▶ Task to complete
All of these records need to be duplicated exactly.

(Provided information)

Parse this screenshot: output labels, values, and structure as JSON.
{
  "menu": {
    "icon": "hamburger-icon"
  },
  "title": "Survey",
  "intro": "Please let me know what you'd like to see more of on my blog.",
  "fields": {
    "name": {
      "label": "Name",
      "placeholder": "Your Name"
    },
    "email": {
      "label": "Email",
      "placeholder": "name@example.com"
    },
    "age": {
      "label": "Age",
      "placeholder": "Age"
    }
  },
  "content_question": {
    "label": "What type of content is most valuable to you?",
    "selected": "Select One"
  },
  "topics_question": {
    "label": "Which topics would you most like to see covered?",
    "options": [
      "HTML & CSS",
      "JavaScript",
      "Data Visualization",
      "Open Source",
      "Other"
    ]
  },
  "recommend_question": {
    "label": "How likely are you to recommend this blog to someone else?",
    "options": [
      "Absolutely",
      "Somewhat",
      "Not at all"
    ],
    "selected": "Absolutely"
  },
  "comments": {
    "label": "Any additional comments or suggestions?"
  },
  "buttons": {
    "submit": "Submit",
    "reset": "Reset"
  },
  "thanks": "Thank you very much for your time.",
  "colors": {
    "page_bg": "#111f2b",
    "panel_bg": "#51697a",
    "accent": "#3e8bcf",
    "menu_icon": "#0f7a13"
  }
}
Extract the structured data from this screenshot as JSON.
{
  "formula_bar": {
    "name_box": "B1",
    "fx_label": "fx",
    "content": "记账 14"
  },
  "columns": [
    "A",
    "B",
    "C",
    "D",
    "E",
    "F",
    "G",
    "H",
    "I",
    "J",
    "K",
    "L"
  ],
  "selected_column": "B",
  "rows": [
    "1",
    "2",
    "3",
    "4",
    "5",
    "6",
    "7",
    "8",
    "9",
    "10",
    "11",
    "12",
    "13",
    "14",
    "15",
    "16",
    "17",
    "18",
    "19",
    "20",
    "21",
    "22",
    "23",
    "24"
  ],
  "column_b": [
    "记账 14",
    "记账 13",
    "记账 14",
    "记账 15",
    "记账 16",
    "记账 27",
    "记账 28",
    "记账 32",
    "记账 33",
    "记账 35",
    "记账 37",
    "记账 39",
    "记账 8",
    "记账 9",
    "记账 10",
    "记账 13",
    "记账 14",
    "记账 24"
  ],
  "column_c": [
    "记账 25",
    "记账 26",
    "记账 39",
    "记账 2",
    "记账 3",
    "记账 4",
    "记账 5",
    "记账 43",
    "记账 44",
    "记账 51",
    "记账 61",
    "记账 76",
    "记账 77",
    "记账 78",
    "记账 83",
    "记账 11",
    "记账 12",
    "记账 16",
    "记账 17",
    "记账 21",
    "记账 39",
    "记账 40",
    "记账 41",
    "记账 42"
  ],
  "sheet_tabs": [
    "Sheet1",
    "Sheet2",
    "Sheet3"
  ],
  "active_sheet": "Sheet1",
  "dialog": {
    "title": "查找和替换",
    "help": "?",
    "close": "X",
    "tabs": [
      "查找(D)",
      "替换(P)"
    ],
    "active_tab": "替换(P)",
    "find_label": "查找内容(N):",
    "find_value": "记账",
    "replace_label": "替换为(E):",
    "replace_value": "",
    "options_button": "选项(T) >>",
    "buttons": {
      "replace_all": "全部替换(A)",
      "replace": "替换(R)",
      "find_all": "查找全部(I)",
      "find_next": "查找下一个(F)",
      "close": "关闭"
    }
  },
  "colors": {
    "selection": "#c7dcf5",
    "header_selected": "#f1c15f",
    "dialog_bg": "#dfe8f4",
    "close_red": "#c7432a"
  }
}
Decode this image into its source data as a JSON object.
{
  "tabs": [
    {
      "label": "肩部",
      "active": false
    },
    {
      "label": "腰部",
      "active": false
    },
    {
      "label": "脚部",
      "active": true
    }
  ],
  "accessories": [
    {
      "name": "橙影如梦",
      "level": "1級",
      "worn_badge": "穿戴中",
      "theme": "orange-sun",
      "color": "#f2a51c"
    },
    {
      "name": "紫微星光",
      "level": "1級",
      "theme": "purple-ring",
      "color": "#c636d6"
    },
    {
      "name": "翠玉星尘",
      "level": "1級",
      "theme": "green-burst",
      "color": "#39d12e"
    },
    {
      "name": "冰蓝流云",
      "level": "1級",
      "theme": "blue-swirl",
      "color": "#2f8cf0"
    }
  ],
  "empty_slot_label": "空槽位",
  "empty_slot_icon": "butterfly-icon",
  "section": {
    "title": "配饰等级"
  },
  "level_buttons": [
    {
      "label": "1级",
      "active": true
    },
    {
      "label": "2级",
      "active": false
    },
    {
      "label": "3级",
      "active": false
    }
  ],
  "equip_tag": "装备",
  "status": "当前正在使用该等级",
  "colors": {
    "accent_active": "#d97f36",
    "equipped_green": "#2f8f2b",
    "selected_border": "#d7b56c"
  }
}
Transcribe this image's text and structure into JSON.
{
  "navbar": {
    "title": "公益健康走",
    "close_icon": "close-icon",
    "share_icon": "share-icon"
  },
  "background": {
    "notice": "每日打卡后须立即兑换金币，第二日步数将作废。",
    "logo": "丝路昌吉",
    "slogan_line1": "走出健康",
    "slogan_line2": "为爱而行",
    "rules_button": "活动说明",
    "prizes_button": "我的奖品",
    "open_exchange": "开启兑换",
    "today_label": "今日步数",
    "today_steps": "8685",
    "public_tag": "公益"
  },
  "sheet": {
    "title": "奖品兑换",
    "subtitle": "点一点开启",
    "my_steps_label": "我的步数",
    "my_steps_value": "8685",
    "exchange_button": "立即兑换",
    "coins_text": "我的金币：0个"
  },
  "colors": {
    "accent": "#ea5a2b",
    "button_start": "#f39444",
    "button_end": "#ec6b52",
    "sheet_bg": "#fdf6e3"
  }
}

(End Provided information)

▶ Task result
Parse this screenshot: output labels, values, and structure as JSON.
{
  "menu": {
    "icon": "hamburger-icon"
  },
  "title": "Survey",
  "intro": "Please let me know what you'd like to see more of on my blog.",
  "fields": {
    "name": {
      "label": "Name",
      "placeholder": "Your Name"
    },
    "email": {
      "label": "Email",
      "placeholder": "name@example.com"
    },
    "age": {
      "label": "Age",
      "placeholder": "Age"
    }
  },
  "content_question": {
    "label": "What type of content is most valuable to you?",
    "selected": "Select One"
  },
  "topics_question": {
    "label": "Which topics would you most like to see covered?",
    "options": [
      "HTML & CSS",
      "JavaScript",
      "Data Visualization",
      "Open Source",
      "Other"
    ]
  },
  "recommend_question": {
    "label": "How likely are you to recommend this blog to someone else?",
    "options": [
      "Absolutely",
      "Somewhat",
      "Not at all"
    ],
    "selected": "Absolutely"
  },
  "comments": {
    "label": "Any additional comments or suggestions?"
  },
  "buttons": {
    "submit": "Submit",
    "reset": "Reset"
  },
  "thanks": "Thank you very much for your time.",
  "colors": {
    "page_bg": "#111f2b",
    "panel_bg": "#51697a",
    "accent": "#3e8bcf",
    "menu_icon": "#0f7a13"
  }
}
Extract the structured data from this screenshot as JSON.
{
  "formula_bar": {
    "name_box": "B1",
    "fx_label": "fx",
    "content": "记账 14"
  },
  "columns": [
    "A",
    "B",
    "C",
    "D",
    "E",
    "F",
    "G",
    "H",
    "I",
    "J",
    "K",
    "L"
  ],
  "selected_column": "B",
  "rows": [
    "1",
    "2",
    "3",
    "4",
    "5",
    "6",
    "7",
    "8",
    "9",
    "10",
    "11",
    "12",
    "13",
    "14",
    "15",
    "16",
    "17",
    "18",
    "19",
    "20",
    "21",
    "22",
    "23",
    "24"
  ],
  "column_b": [
    "记账 14",
    "记账 13",
    "记账 14",
    "记账 15",
    "记账 16",
    "记账 27",
    "记账 28",
    "记账 32",
    "记账 33",
    "记账 35",
    "记账 37",
    "记账 39",
    "记账 8",
    "记账 9",
    "记账 10",
    "记账 13",
    "记账 14",
    "记账 24"
  ],
  "column_c": [
    "记账 25",
    "记账 26",
    "记账 39",
    "记账 2",
    "记账 3",
    "记账 4",
    "记账 5",
    "记账 43",
    "记账 44",
    "记账 51",
    "记账 61",
    "记账 76",
    "记账 77",
    "记账 78",
    "记账 83",
    "记账 11",
    "记账 12",
    "记账 16",
    "记账 17",
    "记账 21",
    "记账 39",
    "记账 40",
    "记账 41",
    "记账 42"
  ],
  "sheet_tabs": [
    "Sheet1",
    "Sheet2",
    "Sheet3"
  ],
  "active_sheet": "Sheet1",
  "dialog": {
    "title": "查找和替换",
    "help": "?",
    "close": "X",
    "tabs": [
      "查找(D)",
      "替换(P)"
    ],
    "active_tab": "替换(P)",
    "find_label": "查找内容(N):",
    "find_value": "记账",
    "replace_label": "替换为(E):",
    "replace_value": "",
    "options_button": "选项(T) >>",
    "buttons": {
      "replace_all": "全部替换(A)",
      "replace": "替换(R)",
      "find_all": "查找全部(I)",
      "find_next": "查找下一个(F)",
      "close": "关闭"
    }
  },
  "colors": {
    "selection": "#c7dcf5",
    "header_selected": "#f1c15f",
    "dialog_bg": "#dfe8f4",
    "close_red": "#c7432a"
  }
}
Decode this image into its source data as a JSON object.
{
  "tabs": [
    {
      "label": "肩部",
      "active": false
    },
    {
      "label": "腰部",
      "active": false
    },
    {
      "label": "脚部",
      "active": true
    }
  ],
  "accessories": [
    {
      "name": "橙影如梦",
      "level": "1級",
      "worn_badge": "穿戴中",
      "theme": "orange-sun",
      "color": "#f2a51c"
    },
    {
      "name": "紫微星光",
      "level": "1級",
      "theme": "purple-ring",
      "color": "#c636d6"
    },
    {
      "name": "翠玉星尘",
      "level": "1級",
      "theme": "green-burst",
      "color": "#39d12e"
    },
    {
      "name": "冰蓝流云",
      "level": "1級",
      "theme": "blue-swirl",
      "color": "#2f8cf0"
    }
  ],
  "empty_slot_label": "空槽位",
  "empty_slot_icon": "butterfly-icon",
  "section": {
    "title": "配饰等级"
  },
  "level_buttons": [
    {
      "label": "1级",
      "active": true
    },
    {
      "label": "2级",
      "active": false
    },
    {
      "label": "3级",
      "active": false
    }
  ],
  "equip_tag": "装备",
  "status": "当前正在使用该等级",
  "colors": {
    "accent_active": "#d97f36",
    "equipped_green": "#2f8f2b",
    "selected_border": "#d7b56c"
  }
}
Transcribe this image's text and structure into JSON.
{
  "navbar": {
    "title": "公益健康走",
    "close_icon": "close-icon",
    "share_icon": "share-icon"
  },
  "background": {
    "notice": "每日打卡后须立即兑换金币，第二日步数将作废。",
    "logo": "丝路昌吉",
    "slogan_line1": "走出健康",
    "slogan_line2": "为爱而行",
    "rules_button": "活动说明",
    "prizes_button": "我的奖品",
    "open_exchange": "开启兑换",
    "today_label": "今日步数",
    "today_steps": "8685",
    "public_tag": "公益"
  },
  "sheet": {
    "title": "奖品兑换",
    "subtitle": "点一点开启",
    "my_steps_label": "我的步数",
    "my_steps_value": "8685",
    "exchange_button": "立即兑换",
    "coins_text": "我的金币：0个"
  },
  "colors": {
    "accent": "#ea5a2b",
    "button_start": "#f39444",
    "button_end": "#ec6b52",
    "sheet_bg": "#fdf6e3"
  }
}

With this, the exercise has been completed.